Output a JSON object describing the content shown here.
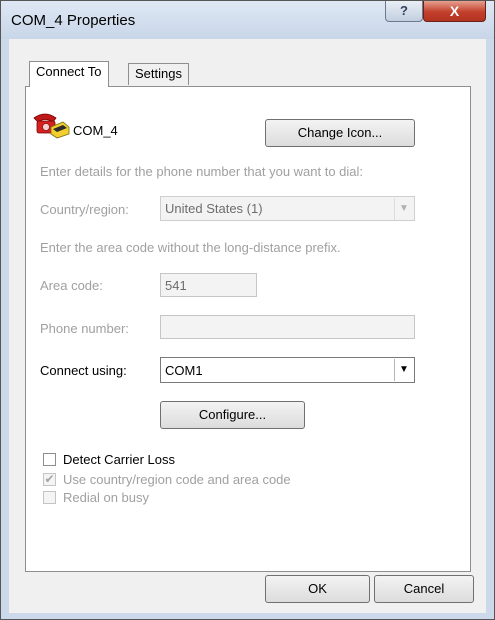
{
  "window": {
    "title": "COM_4 Properties",
    "help_glyph": "?",
    "close_glyph": "X"
  },
  "tabs": [
    {
      "label": "Connect To",
      "active": true
    },
    {
      "label": "Settings",
      "active": false
    }
  ],
  "connection": {
    "name": "COM_4",
    "icon": "phone-icon",
    "change_icon_label": "Change Icon..."
  },
  "hints": {
    "dial_details": "Enter details for the phone number that you want to dial:",
    "area_code_hint": "Enter the area code without the long-distance prefix."
  },
  "fields": {
    "country_label": "Country/region:",
    "country_value": "United States (1)",
    "area_code_label": "Area code:",
    "area_code_value": "541",
    "phone_label": "Phone number:",
    "phone_value": "",
    "connect_using_label": "Connect using:",
    "connect_using_value": "COM1"
  },
  "buttons": {
    "configure": "Configure...",
    "ok": "OK",
    "cancel": "Cancel"
  },
  "checkboxes": [
    {
      "label": "Detect Carrier Loss",
      "checked": false,
      "enabled": true
    },
    {
      "label": "Use country/region code and area code",
      "checked": true,
      "enabled": false
    },
    {
      "label": "Redial on busy",
      "checked": false,
      "enabled": false
    }
  ],
  "colors": {
    "frame": "#ccd9ea",
    "close_button": "#c2402b",
    "disabled_text": "#a0a0a0"
  }
}
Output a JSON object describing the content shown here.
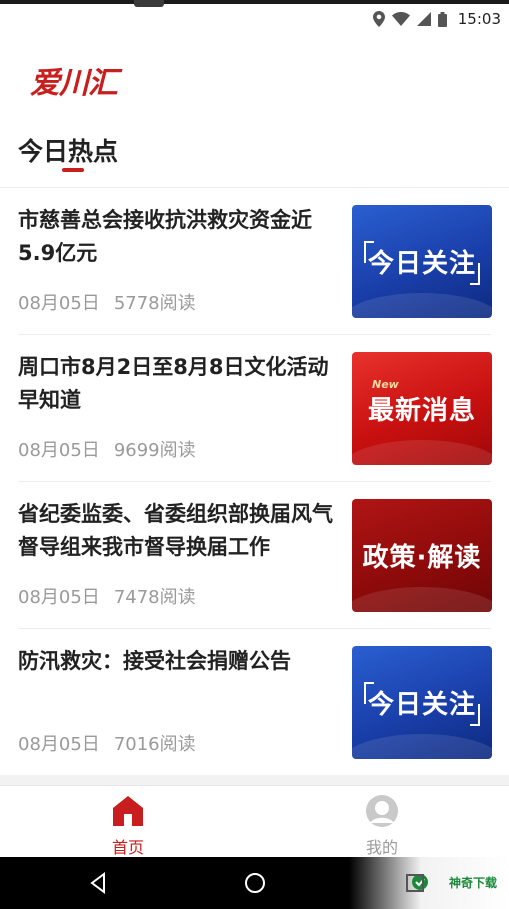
{
  "status_bar": {
    "time": "15:03",
    "icons": [
      "location-icon",
      "wifi-icon",
      "signal-icon",
      "battery-icon"
    ]
  },
  "app": {
    "logo_text": "爱川汇"
  },
  "section": {
    "title": "今日热点"
  },
  "news": [
    {
      "title": "市慈善总会接收抗洪救灾资金近5.9亿元",
      "date": "08月05日",
      "reads": "5778阅读",
      "thumb_text": "今日关注",
      "thumb_style": "blue"
    },
    {
      "title": "周口市8月2日至8月8日文化活动早知道",
      "date": "08月05日",
      "reads": "9699阅读",
      "thumb_text": "最新消息",
      "thumb_badge": "New",
      "thumb_style": "red"
    },
    {
      "title": "省纪委监委、省委组织部换届风气督导组来我市督导换届工作",
      "date": "08月05日",
      "reads": "7478阅读",
      "thumb_text": "政策·解读",
      "thumb_style": "darkred"
    },
    {
      "title": "防汛救灾：接受社会捐赠公告",
      "date": "08月05日",
      "reads": "7016阅读",
      "thumb_text": "今日关注",
      "thumb_style": "blue"
    }
  ],
  "tabs": [
    {
      "label": "首页",
      "active": true
    },
    {
      "label": "我的",
      "active": false
    }
  ],
  "watermark": {
    "text": "神奇下载"
  },
  "colors": {
    "accent": "#c81e1e",
    "meta_gray": "#9a9a9a",
    "title": "#222222"
  }
}
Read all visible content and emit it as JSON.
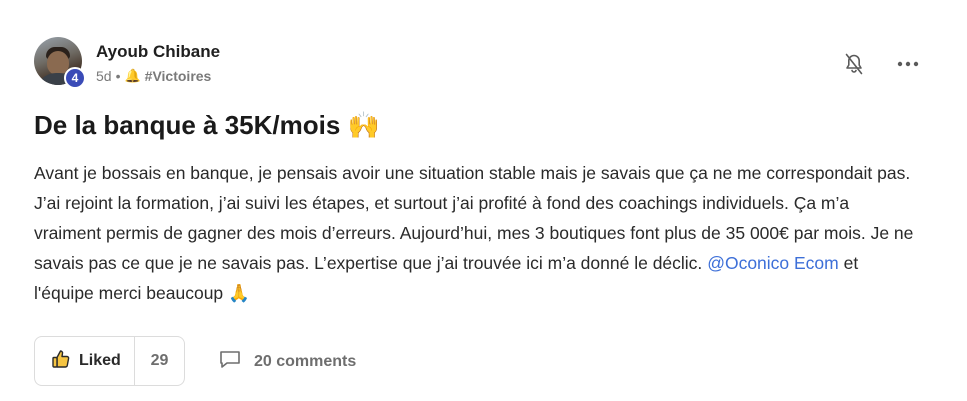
{
  "author": {
    "name": "Ayoub Chibane",
    "level": "4",
    "time_ago": "5d",
    "separator": "•",
    "category": "#Victoires",
    "category_icon": "bell-emoji"
  },
  "post": {
    "title": "De la banque à 35K/mois",
    "title_emoji": "🙌",
    "body_text": "Avant je bossais en banque, je pensais avoir une situation stable mais je savais que ça ne me correspondait pas. J’ai rejoint la formation, j’ai suivi les étapes, et surtout j’ai profité à fond des coachings individuels. Ça m’a vraiment permis de gagner des mois d’erreurs. Aujourd’hui, mes 3 boutiques font plus de 35 000€ par mois. Je ne savais pas ce que je ne savais pas. L’expertise que j’ai trouvée ici m’a donné le déclic.",
    "mention": "@Oconico Ecom",
    "body_end": "et l'équipe merci beaucoup",
    "end_emoji": "🙏"
  },
  "actions": {
    "like_label": "Liked",
    "like_count": "29",
    "comments_label": "20 comments"
  },
  "colors": {
    "accent_blue": "#3d6fd8",
    "badge_blue": "#3a4bb7"
  }
}
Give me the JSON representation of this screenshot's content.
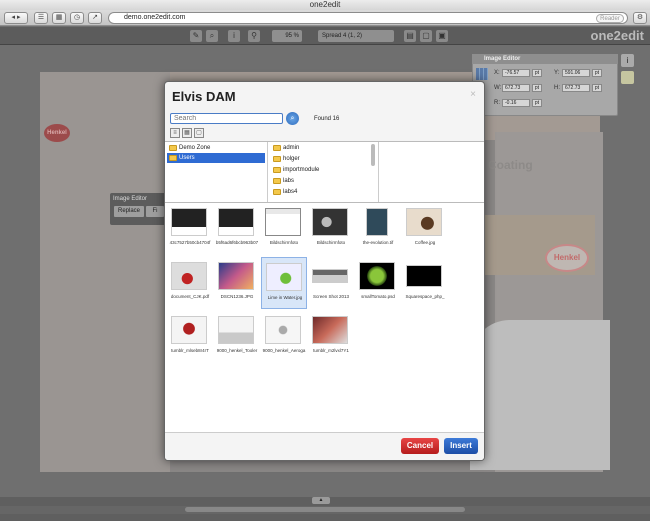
{
  "window": {
    "title": "one2edit"
  },
  "browser": {
    "url": "demo.one2edit.com",
    "reader_label": "Reader"
  },
  "app_toolbar": {
    "zoom": "95 %",
    "spread": "Spread 4 (1, 2)",
    "brand": "one2edit"
  },
  "document": {
    "logo_text": "Henkel",
    "heading_text": "Coating",
    "image_editor_mini_title": "Image Editor",
    "replace_label": "Replace",
    "fit_label": "Fi"
  },
  "image_editor": {
    "title": "Image Editor",
    "x_label": "X:",
    "x_value": "-76.57",
    "x_unit": "pt",
    "y_label": "Y:",
    "y_value": "591.06",
    "y_unit": "pt",
    "w_label": "W:",
    "w_value": "672.73",
    "w_unit": "pt",
    "h_label": "H:",
    "h_value": "672.73",
    "h_unit": "pt",
    "r_label": "R:",
    "r_value": "-0.16",
    "r_unit": "pt"
  },
  "modal": {
    "title": "Elvis DAM",
    "close": "×",
    "search_placeholder": "Search",
    "found_text": "Found 16",
    "folders_col1": [
      {
        "label": "Demo Zone",
        "selected": false
      },
      {
        "label": "Users",
        "selected": true
      }
    ],
    "folders_col2": [
      "admin",
      "holger",
      "importmodule",
      "labs",
      "labs4"
    ],
    "assets": [
      {
        "label": "43c7527b50cb4704f"
      },
      {
        "label": "b5f6ad6f6bcb963b07"
      },
      {
        "label": "Bildschirmfoto"
      },
      {
        "label": "Bildschirmfoto"
      },
      {
        "label": "the-evolution.tif"
      },
      {
        "label": "Coffee.jpg"
      },
      {
        "label": "document_CJK.pdf"
      },
      {
        "label": "DSCN1236.JPG"
      },
      {
        "label": "Lime in Water.jpg",
        "selected": true
      },
      {
        "label": "Screen Shot 2013"
      },
      {
        "label": "smallTomato.psd"
      },
      {
        "label": "Squarespace_php_"
      },
      {
        "label": "tumblr_mlseb8r4rT"
      },
      {
        "label": "9000_henkel_Tooler"
      },
      {
        "label": "9000_henkel_Aeroga"
      },
      {
        "label": "tumblr_m2lvxl7Y1"
      }
    ],
    "cancel_label": "Cancel",
    "insert_label": "Insert"
  },
  "colors": {
    "accent_blue": "#2f6bd3",
    "cancel_red": "#d32f2f",
    "insert_blue": "#2a5fb8"
  }
}
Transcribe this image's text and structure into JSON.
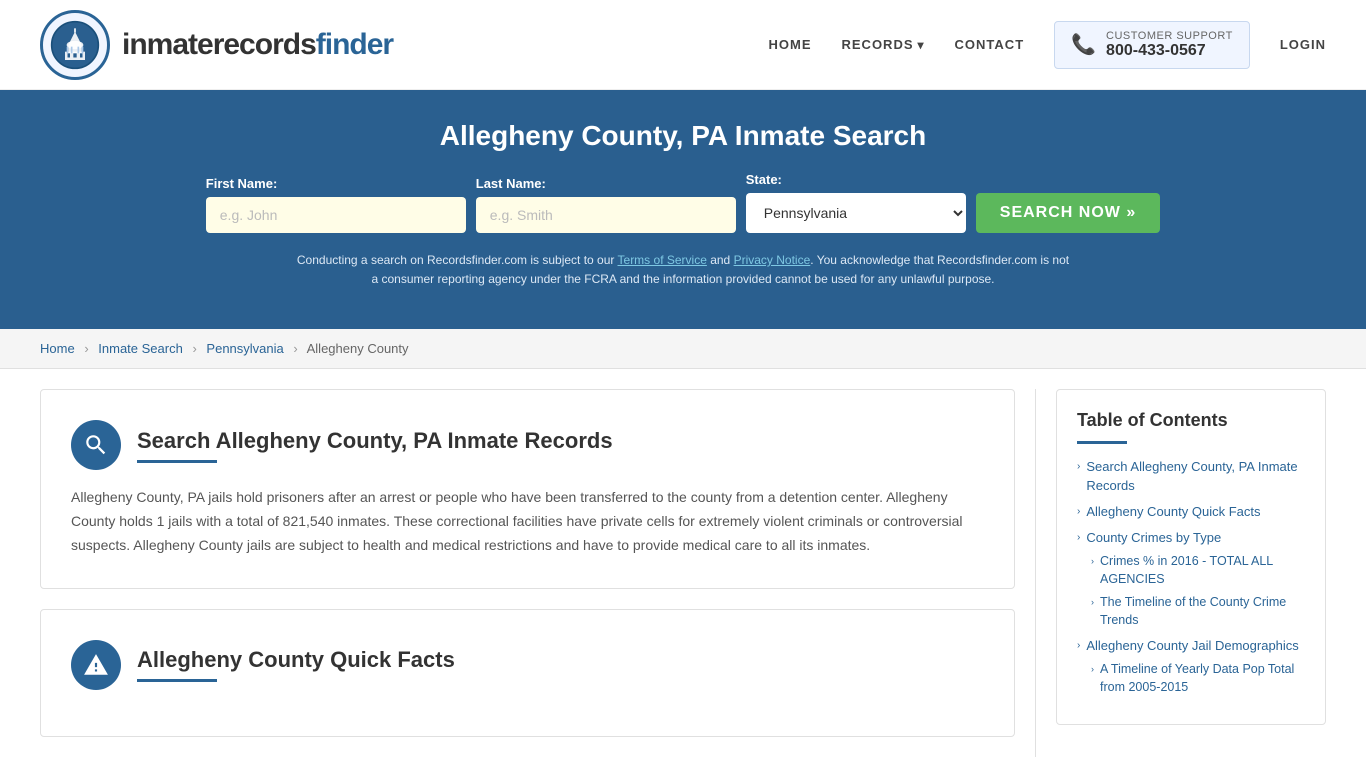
{
  "site": {
    "logo_text_start": "inmaterecords",
    "logo_text_end": "finder"
  },
  "nav": {
    "home_label": "HOME",
    "records_label": "RECORDS",
    "contact_label": "CONTACT",
    "support_label": "CUSTOMER SUPPORT",
    "support_number": "800-433-0567",
    "login_label": "LOGIN"
  },
  "hero": {
    "title": "Allegheny County, PA Inmate Search",
    "first_name_label": "First Name:",
    "first_name_placeholder": "e.g. John",
    "last_name_label": "Last Name:",
    "last_name_placeholder": "e.g. Smith",
    "state_label": "State:",
    "state_value": "Pennsylvania",
    "search_button": "SEARCH NOW »",
    "disclaimer": "Conducting a search on Recordsfinder.com is subject to our Terms of Service and Privacy Notice. You acknowledge that Recordsfinder.com is not a consumer reporting agency under the FCRA and the information provided cannot be used for any unlawful purpose.",
    "tos_link": "Terms of Service",
    "privacy_link": "Privacy Notice"
  },
  "breadcrumb": {
    "home": "Home",
    "inmate_search": "Inmate Search",
    "state": "Pennsylvania",
    "county": "Allegheny County"
  },
  "section1": {
    "title": "Search Allegheny County, PA Inmate Records",
    "body": "Allegheny County, PA jails hold prisoners after an arrest or people who have been transferred to the county from a detention center. Allegheny County holds 1 jails with a total of 821,540 inmates. These correctional facilities have private cells for extremely violent criminals or controversial suspects. Allegheny County jails are subject to health and medical restrictions and have to provide medical care to all its inmates."
  },
  "section2": {
    "title": "Allegheny County Quick Facts"
  },
  "toc": {
    "title": "Table of Contents",
    "items": [
      {
        "label": "Search Allegheny County, PA Inmate Records",
        "subitems": []
      },
      {
        "label": "Allegheny County Quick Facts",
        "subitems": []
      },
      {
        "label": "County Crimes by Type",
        "subitems": []
      },
      {
        "label": "Crimes % in 2016 - TOTAL ALL AGENCIES",
        "subitems": [],
        "indent": true
      },
      {
        "label": "The Timeline of the County Crime Trends",
        "subitems": [],
        "indent": true
      },
      {
        "label": "Allegheny County Jail Demographics",
        "subitems": []
      },
      {
        "label": "A Timeline of Yearly Data Pop Total from 2005-2015",
        "subitems": [],
        "indent": true
      }
    ]
  }
}
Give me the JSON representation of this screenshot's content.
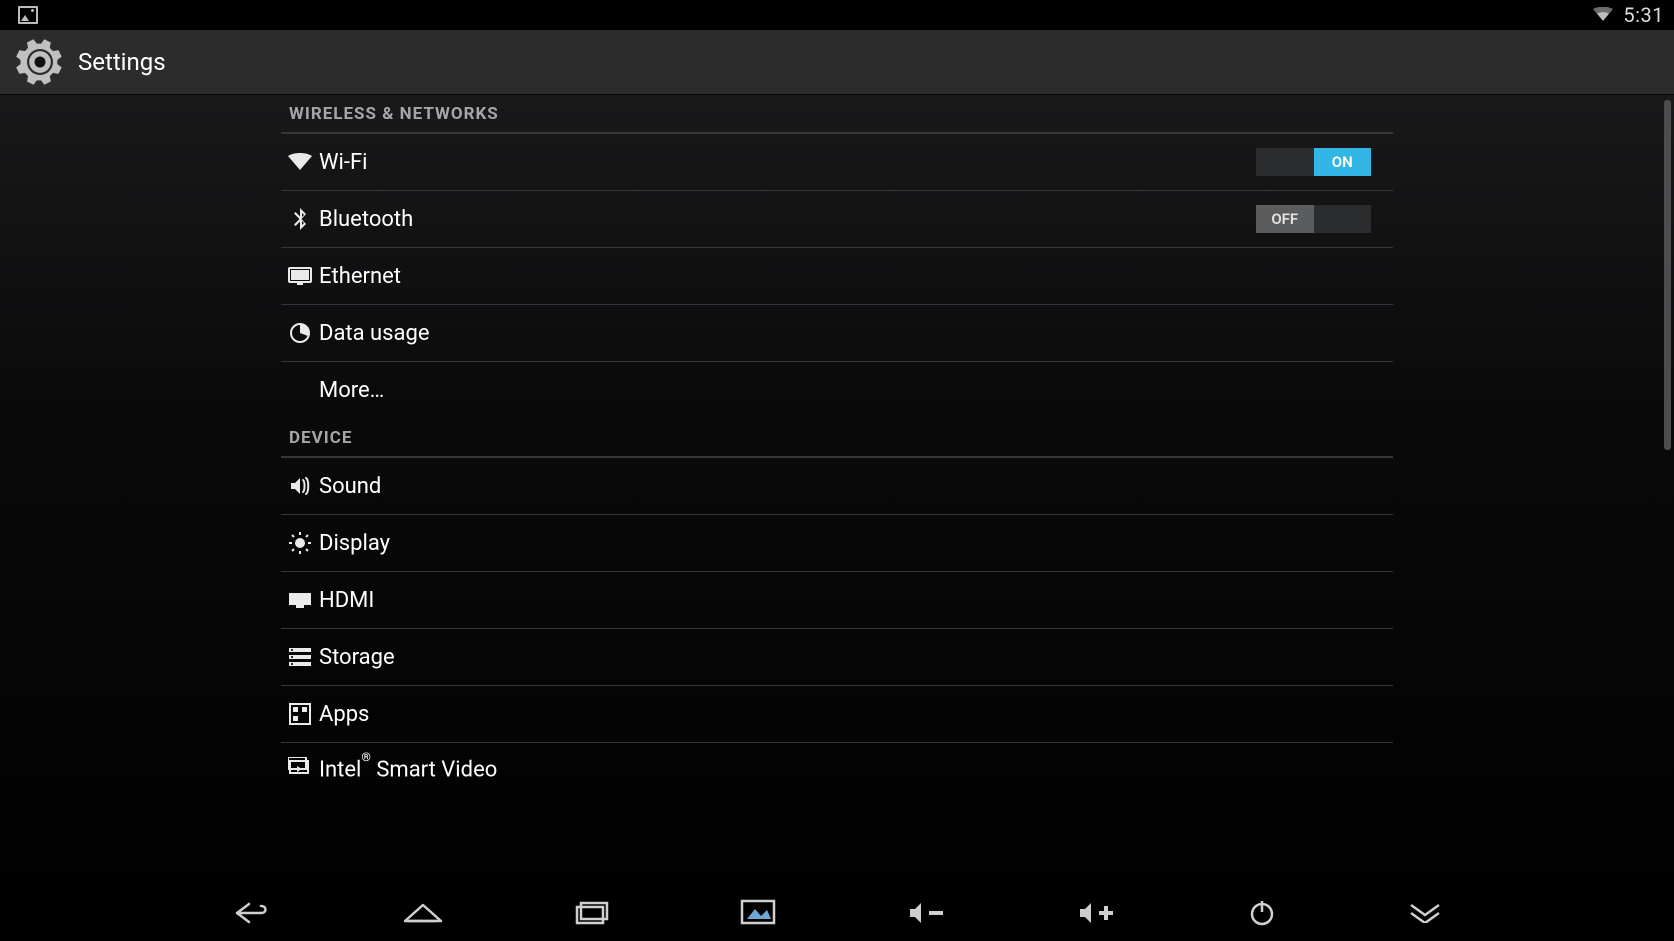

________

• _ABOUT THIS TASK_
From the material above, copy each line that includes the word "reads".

• _COMPLETED EXERCISE_
      "reads": "5778阅读",
      "reads": "9699阅读",
      "reads": "7478阅读",
      "reads": "7016阅读",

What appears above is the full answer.